EUGENE, Ore. (KMTR) – Public health officials and county commissioners are weighing in on a new proposal in front of the Oregon Legislature to let counties add another tax on tobacco.
Proposed House Bill 2870 would allow Oregon counties to levy their own tax on packs of cigarettes and tobacco products. If it passes, the bill would raise money for county health services and other county programs.
Lane County public health officials say preventing tobacco use and getting smokers to quit has been their number one priority since 1964 when the US Surgeon General’s Office released its initial reports on the ill health effects related to smoking and tobacco use and because of the public cost tobacco use brings.
“It has taken a while for people to realize that this is a huge societal cost and while people can choose to smoke and that's fine, society still has to find a way to pay for the outcomes or the problems around that,” said Dr. Patrick Luedtke, Medical Director for the Lane County Community Health Clinics.
The proposed tobacco tax would allow counties to set the rate taxed per product. Currently, the state taxes $1.18 per tobacco product. The bill’s current language requires that least twenty percent of the funding raised by the tax to go toward public health programs or services in the individual county levying the tax. The rest of the money raised could go anywhere in the county’s government.
Lane County public health officials say that one in four deaths in Lane County are tobacco-related. Health officials say more than one third of Lane County’s Medicaid population smokes cigarettes. While Medicaid patients are covered by Federal government funding, counties and cities still end up footing the bill for some of the health services they receive.

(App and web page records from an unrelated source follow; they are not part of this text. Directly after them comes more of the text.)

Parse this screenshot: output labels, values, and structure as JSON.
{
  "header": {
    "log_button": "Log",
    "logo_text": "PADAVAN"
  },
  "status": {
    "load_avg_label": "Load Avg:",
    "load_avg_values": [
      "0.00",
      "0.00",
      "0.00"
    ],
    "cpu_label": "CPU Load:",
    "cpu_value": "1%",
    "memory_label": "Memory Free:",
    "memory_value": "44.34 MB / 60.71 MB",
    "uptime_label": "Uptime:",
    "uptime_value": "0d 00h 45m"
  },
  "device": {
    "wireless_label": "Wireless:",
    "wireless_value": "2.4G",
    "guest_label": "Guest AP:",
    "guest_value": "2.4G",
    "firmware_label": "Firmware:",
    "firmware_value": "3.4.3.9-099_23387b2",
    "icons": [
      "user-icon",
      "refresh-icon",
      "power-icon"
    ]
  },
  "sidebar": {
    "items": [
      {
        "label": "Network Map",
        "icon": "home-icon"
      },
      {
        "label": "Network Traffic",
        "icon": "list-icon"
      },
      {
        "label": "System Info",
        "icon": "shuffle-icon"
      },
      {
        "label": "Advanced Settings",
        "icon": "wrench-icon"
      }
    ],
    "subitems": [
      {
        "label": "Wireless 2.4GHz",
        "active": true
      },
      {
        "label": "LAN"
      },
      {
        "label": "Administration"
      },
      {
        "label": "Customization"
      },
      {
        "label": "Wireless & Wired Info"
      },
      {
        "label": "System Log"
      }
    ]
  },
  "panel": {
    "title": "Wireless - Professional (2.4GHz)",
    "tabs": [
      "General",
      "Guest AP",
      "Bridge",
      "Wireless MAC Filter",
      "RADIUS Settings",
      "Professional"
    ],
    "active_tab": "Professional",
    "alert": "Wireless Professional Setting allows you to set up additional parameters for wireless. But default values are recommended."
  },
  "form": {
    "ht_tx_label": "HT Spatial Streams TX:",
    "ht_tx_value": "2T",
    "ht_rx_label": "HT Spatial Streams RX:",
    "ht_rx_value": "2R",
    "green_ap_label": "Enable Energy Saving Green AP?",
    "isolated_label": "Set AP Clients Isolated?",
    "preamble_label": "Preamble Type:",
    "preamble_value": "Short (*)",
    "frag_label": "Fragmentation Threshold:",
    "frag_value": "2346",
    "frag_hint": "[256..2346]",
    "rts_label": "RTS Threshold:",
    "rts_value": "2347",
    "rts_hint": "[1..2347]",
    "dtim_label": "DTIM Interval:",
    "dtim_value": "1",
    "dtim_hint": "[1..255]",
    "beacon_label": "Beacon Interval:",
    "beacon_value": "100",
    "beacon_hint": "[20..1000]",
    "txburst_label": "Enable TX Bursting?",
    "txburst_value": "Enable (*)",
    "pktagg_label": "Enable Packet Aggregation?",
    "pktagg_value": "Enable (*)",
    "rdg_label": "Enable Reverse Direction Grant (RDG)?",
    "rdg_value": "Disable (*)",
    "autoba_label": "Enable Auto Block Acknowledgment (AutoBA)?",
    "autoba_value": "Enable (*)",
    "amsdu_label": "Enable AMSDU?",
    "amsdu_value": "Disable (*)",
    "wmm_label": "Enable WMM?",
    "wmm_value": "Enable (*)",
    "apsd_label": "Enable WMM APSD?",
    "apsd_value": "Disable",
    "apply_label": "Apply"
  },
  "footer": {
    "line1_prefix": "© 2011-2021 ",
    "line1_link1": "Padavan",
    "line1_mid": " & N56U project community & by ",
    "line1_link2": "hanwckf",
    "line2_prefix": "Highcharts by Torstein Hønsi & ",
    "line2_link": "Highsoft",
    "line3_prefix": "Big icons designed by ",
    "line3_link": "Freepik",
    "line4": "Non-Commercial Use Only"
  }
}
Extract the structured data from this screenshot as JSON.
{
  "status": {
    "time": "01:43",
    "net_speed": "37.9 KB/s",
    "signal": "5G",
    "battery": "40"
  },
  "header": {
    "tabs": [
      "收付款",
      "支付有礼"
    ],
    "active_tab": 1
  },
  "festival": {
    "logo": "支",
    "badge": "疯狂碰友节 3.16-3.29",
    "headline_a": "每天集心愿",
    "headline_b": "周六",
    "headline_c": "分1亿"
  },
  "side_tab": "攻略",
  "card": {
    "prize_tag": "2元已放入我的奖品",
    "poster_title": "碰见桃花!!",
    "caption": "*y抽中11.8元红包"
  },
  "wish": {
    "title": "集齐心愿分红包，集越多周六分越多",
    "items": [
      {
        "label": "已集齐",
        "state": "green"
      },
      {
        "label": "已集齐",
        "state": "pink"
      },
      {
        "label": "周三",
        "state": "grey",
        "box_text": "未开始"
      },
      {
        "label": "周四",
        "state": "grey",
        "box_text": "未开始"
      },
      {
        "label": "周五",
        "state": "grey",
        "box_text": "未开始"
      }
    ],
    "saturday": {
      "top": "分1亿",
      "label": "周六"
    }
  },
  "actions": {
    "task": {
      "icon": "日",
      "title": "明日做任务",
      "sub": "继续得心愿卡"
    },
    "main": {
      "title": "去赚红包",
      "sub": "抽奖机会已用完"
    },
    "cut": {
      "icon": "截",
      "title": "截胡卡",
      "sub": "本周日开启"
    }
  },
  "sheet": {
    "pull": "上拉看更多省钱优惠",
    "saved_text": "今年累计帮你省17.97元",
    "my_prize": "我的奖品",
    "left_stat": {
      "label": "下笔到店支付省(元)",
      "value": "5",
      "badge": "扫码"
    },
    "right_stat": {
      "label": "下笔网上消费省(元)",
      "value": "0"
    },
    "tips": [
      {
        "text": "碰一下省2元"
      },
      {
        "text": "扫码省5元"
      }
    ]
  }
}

“We need the resources to address it without becoming a nanny state, without trampling on personal liberties, without those sort of issues that are of concern today and the world that we live in. So public health is looking for the way to do it and this is one of the ways,” said Dr. Luedtke.
Currently, only the state is able to collect revenue from the tobacco tax. While counties benefit from those funds in various ways, many end up footing a larger share of the costs related to smoking and tobacco use than the amount of support they receive from state tobacco product tax dollars. With dwindling budgets, many counties are looking for ways to continue funding smoking cessation and prevention programs. Lane County public health officials say if they reduce funding to cessation and prevention efforts, tobacco use rates will likely rise.
“For me, if we can direct any taxation that occurs surrounding cigarettes, direct it into treatment programs, into human services and health services programs, then it's going to be a good [use] of the money,” said Pat Farr, a Lane County Commissioner.
Lane County public health officials say that raising the cost of tobacco products will ultimately result in a drop in use by about half the rate that the price is raised. So, if cigarette prices are raised ten percent, smoking rates go down by about five percent, according to health officials projections.
Opponents of the bill argue that the proposed tax is regressive and it will hurt low income users the most. Opponents also have an issue with the language of the bill leaving room for counties to set the local cigarette tax at any amount.
Lawmakers will work on the bill at a Wednesday, March 27 work session in Salem. Many are expecting that the bill’s language will change as part of the discussion in the session.